|An Introduction to Peace and Conflict Studies
Harun ur Rashid
ISBN 984 05 1697 3 2005 354pp 215x136mm HB Tk.550.00 US$27.00
The incidence of armed conflict in human society is as pervasive as the wish for peace is universal. The use of force, and the prevention of it, has preoccupied the minds of rulers and scholars since time immemorial, from Thucydides, Kautilya, Machiavelli, Mao Zedong, Hans Morganthau, and Henry Kissinger. So too some of the most charismatic and influential personalities in human history, from Buddha to Martin Luther King. This book is a timely contribution to a conflict prone current global environment. There is little doubt that occurrences of conflict are a result of one or a number of elements of conflict of interests, arising primarily from considerations of power politics. Since 1945 there had been more than 120 armed conflicts in 71 countries, of which about 36 were civil wars, in which some of the big powers were indirectly involved. With this backdrop, the book critically examines peace and conflict with a view to explaining why conflicts occur and how peace can prevail. In the first few chapters of the book, the author describes the theories and approaches of conflict and peace. Thereafter he describes not only the mechanism of conflict resolution but also that of conflict management, since all conflicts may not be resolved soon. In that context, conflict management or containment is very important. The Second Gulf War (2003) on Iraq by the Anglo-American alliance without the explicit UN authority has raised many pertinent questions, on the one hand, on the relationship between the primacy of ‘power reality’ and respect for the world body, and on the other hand, maintenance of international peace and security including the prevention and removal of threats to the peace, through effective collective measures. Within the umbrella of peace and conflict studies, the author broadly looks at peace and conflict related issues, such as security strategies, global and national political and economic environment, peace movements, women’s contribution to peace, state violence, refugees, ethnicity, human rights, ecology, public policy, diplomacy, disarmament and the role of the UN. In addition, the strength of the book lies in the comprehensive discussion put forth by the author, a former senior diplomat of Bangladesh, on the nature and pattern of interaction between states in peace and conflict from a South Asian perspective, is a feature not ordinarily found in other books. This is an invaluable resource for students, academics, diplomats and researchers and therefore, deserves wide readership.

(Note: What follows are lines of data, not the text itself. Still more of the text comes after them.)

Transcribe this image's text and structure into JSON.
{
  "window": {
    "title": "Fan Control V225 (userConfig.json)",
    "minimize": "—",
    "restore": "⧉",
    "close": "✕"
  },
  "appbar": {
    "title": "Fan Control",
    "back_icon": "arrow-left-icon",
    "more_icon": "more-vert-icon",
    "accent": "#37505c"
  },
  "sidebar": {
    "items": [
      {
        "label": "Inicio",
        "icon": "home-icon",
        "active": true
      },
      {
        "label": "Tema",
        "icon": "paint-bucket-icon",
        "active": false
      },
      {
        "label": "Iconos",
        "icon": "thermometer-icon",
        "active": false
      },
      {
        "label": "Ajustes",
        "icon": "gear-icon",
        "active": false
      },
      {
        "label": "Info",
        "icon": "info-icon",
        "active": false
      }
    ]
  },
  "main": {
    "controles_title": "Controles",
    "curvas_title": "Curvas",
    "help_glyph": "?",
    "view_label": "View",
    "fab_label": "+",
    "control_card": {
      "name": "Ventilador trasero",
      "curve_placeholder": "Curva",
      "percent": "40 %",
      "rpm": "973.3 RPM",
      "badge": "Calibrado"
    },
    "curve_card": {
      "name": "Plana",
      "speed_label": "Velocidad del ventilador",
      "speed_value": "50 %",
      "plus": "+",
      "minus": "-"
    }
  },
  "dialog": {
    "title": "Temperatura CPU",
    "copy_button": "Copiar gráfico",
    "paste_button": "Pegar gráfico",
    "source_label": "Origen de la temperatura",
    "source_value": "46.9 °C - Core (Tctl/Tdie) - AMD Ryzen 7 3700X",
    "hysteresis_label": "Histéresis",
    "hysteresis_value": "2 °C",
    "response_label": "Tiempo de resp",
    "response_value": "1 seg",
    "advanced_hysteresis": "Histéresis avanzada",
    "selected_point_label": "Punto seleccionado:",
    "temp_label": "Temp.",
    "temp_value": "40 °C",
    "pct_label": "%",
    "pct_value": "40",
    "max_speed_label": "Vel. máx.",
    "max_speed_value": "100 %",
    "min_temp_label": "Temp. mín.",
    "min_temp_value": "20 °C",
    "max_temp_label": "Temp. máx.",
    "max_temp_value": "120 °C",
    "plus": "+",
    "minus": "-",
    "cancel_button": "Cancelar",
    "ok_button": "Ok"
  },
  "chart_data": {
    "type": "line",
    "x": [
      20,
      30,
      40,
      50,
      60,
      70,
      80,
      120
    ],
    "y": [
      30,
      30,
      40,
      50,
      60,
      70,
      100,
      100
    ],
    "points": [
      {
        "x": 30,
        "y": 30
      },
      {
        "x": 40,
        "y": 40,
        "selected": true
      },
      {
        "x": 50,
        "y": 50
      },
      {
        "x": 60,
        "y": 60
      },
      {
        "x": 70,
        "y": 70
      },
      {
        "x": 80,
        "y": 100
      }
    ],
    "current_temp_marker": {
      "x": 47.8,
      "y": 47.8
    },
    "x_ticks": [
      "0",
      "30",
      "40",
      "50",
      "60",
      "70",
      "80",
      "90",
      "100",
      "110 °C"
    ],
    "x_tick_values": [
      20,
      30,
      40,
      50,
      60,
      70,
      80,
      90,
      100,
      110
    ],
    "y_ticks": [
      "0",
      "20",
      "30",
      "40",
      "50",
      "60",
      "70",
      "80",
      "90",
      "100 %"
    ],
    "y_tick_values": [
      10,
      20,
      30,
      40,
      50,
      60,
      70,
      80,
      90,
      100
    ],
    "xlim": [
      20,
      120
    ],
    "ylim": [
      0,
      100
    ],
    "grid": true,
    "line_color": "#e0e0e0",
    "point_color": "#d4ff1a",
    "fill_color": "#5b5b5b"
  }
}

Harun ur Rashid obtained the degree of Barrister-at-Law from the Lincoln’s Inn, London (1961) and in the 60s joined the Pakistan Foreign Office. He was deputed to the UN Secretariat as a Research Fellow in New York in 1969 and spent sometime at The Hague Academy of International Law in the same year. Prior to joining the Foreign Office, he taught law at the Dhaka University.
Besides being Additional Foreign Secretary (1986-87), he served as Bangladesh Ambassador to Nepal (1981-82), Australia (1982-84), the Philippines (1984-86) and UN in Geneva (1987-91) and was concurrently Ambassador to the Holy See (Vatican) from Geneva.

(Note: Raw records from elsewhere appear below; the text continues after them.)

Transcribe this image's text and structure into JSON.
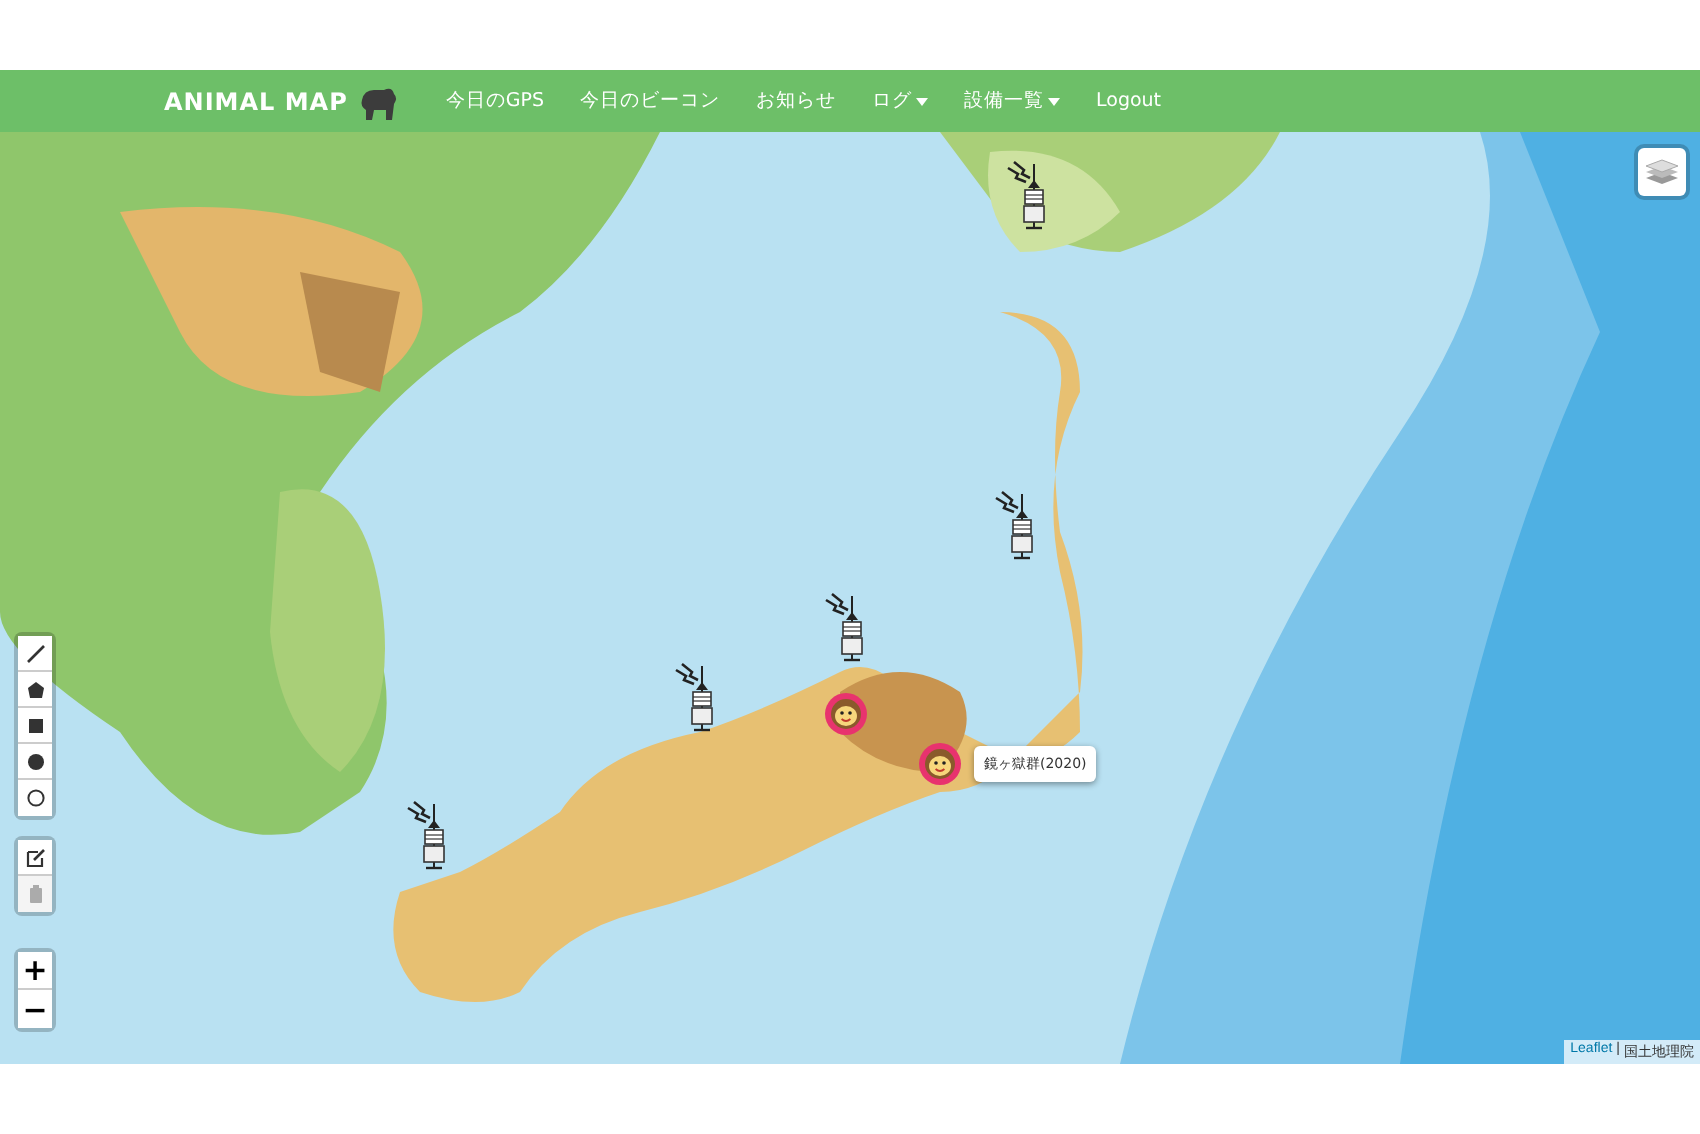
{
  "navbar": {
    "brand": "ANIMAL MAP",
    "items": [
      {
        "label": "今日のGPS",
        "dropdown": false
      },
      {
        "label": "今日のビーコン",
        "dropdown": false
      },
      {
        "label": "お知らせ",
        "dropdown": false
      },
      {
        "label": "ログ",
        "dropdown": true
      },
      {
        "label": "設備一覧",
        "dropdown": true
      },
      {
        "label": "Logout",
        "dropdown": false
      }
    ]
  },
  "map": {
    "draw_tools": [
      {
        "kind": "polyline"
      },
      {
        "kind": "polygon"
      },
      {
        "kind": "rectangle"
      },
      {
        "kind": "circle"
      },
      {
        "kind": "circlemarker"
      }
    ],
    "edit_tools": [
      {
        "kind": "edit",
        "disabled": false
      },
      {
        "kind": "delete",
        "disabled": true
      }
    ],
    "zoom": [
      "+",
      "−"
    ],
    "markers": [
      {
        "kind": "antenna"
      },
      {
        "kind": "antenna"
      },
      {
        "kind": "antenna"
      },
      {
        "kind": "antenna"
      },
      {
        "kind": "antenna"
      },
      {
        "kind": "animal"
      },
      {
        "kind": "animal",
        "tooltip": "鏡ヶ獄群(2020)"
      }
    ],
    "attribution": {
      "link": "Leaflet",
      "separator": "|",
      "source": "国土地理院"
    }
  }
}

Mr. Rashid’s other books include, The Diary of a Diplomat (1999), Refugee Law (2000), Indo-Bangladesh Relations (2002), International Law (2004), International Relations and Bangladesh (2004) and Bangladesh Foreign Policy: Realities, Priorities and Challenges (forthcoming). He regularly contributes articles on foreign affairs to the English-language dailies and weeklies in Bangladesh.